[[ Source material open ]]

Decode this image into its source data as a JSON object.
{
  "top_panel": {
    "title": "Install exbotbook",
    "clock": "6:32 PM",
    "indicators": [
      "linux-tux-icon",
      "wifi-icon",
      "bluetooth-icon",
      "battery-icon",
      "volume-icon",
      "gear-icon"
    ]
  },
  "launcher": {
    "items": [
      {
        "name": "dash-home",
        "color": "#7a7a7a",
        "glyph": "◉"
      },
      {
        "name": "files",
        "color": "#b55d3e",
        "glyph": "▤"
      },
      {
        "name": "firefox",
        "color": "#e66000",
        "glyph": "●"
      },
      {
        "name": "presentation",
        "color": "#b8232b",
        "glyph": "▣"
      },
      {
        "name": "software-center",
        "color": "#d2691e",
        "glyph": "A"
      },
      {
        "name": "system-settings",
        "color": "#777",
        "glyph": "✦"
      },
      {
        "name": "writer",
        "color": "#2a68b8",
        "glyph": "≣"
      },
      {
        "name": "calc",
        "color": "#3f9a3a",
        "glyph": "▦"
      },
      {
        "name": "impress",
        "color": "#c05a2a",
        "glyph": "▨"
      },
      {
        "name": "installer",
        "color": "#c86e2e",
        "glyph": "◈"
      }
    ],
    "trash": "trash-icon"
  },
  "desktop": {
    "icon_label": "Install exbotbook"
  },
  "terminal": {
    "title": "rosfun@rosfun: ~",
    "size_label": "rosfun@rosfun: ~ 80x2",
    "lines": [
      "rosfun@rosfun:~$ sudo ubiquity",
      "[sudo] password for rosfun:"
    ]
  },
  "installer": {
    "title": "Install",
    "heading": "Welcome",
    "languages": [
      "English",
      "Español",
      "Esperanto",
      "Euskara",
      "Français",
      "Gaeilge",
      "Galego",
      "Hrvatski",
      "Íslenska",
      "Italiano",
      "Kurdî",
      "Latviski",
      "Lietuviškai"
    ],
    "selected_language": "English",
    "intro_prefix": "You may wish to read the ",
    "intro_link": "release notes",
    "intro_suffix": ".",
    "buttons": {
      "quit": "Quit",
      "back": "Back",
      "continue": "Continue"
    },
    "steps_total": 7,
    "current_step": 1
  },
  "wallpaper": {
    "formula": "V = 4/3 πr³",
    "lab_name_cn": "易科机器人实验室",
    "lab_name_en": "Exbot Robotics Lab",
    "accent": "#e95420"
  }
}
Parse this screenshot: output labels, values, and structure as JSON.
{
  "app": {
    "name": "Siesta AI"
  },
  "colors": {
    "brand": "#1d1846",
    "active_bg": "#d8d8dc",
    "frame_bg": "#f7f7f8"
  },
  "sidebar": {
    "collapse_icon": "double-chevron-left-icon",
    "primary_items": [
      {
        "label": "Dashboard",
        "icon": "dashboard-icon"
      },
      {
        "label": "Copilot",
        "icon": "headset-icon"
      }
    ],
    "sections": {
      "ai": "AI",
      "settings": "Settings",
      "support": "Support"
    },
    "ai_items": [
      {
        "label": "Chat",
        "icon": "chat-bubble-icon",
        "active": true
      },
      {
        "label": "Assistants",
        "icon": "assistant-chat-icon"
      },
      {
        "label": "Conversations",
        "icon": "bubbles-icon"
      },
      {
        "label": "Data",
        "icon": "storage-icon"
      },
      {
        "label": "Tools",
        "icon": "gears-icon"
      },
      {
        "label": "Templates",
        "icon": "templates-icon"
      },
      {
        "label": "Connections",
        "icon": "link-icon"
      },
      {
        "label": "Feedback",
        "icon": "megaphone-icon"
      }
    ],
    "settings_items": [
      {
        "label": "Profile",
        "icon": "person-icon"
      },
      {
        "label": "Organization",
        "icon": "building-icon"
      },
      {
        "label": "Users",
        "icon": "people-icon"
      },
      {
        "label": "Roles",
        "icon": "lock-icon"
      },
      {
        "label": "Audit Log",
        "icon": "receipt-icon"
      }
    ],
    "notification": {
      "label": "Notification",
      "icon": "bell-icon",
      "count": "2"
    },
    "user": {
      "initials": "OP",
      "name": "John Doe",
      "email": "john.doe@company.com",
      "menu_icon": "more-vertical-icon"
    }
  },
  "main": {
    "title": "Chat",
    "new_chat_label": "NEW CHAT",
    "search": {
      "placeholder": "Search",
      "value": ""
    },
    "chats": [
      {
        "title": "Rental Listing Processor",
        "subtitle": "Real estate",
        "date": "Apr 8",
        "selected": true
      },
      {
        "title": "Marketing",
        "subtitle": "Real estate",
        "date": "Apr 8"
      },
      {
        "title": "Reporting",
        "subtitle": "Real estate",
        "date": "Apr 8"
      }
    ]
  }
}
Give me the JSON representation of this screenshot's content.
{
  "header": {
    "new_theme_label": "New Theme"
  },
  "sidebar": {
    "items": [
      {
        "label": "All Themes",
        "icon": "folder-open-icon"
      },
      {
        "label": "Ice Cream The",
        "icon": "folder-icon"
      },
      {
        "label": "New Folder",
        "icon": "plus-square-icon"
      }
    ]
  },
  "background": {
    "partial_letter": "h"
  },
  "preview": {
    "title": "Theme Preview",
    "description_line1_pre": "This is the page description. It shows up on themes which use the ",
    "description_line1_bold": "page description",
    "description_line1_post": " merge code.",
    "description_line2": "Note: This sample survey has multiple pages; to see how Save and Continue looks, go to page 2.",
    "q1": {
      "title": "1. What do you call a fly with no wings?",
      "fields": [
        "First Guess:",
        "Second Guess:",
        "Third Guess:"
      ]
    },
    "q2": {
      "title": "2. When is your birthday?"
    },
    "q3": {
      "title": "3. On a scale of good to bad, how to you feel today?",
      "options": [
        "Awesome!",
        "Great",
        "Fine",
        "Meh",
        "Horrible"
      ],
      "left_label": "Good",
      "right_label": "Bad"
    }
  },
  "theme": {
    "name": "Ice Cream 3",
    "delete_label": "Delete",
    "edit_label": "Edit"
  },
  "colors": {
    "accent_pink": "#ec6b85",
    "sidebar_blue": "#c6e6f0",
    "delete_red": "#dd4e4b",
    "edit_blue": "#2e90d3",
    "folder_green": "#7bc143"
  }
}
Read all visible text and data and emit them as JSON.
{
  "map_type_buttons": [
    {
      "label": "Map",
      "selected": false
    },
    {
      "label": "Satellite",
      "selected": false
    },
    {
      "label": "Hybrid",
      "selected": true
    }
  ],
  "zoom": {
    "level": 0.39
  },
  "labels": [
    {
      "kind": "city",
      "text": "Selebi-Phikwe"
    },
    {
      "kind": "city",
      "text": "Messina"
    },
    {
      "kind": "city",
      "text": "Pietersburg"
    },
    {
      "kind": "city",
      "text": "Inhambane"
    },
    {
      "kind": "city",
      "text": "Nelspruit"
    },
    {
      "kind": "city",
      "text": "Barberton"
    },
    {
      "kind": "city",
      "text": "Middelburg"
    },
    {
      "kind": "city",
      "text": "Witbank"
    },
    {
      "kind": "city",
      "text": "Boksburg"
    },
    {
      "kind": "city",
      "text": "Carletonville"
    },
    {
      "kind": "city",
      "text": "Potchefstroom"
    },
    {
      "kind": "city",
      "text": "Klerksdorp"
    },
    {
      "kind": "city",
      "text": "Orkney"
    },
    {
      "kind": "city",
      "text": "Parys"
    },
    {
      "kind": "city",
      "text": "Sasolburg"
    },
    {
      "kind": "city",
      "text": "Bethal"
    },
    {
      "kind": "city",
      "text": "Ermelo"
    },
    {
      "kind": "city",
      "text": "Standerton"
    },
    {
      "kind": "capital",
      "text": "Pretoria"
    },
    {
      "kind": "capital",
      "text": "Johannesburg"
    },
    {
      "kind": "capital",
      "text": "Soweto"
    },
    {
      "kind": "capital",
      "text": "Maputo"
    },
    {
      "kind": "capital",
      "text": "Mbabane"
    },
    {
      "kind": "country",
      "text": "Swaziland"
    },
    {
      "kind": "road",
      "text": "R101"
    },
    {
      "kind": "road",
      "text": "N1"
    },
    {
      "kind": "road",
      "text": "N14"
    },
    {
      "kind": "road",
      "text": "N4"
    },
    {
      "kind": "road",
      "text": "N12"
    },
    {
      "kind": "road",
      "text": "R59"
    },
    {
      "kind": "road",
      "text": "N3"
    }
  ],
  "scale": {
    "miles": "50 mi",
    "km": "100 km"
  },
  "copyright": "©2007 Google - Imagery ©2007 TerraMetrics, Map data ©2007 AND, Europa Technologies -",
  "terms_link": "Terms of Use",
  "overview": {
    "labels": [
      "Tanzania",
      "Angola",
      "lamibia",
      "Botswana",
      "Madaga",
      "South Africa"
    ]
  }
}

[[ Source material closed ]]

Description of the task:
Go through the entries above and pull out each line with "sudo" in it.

Output below:
      "rosfun@rosfun:~$ sudo ubiquity",
      "[sudo] password for rosfun:"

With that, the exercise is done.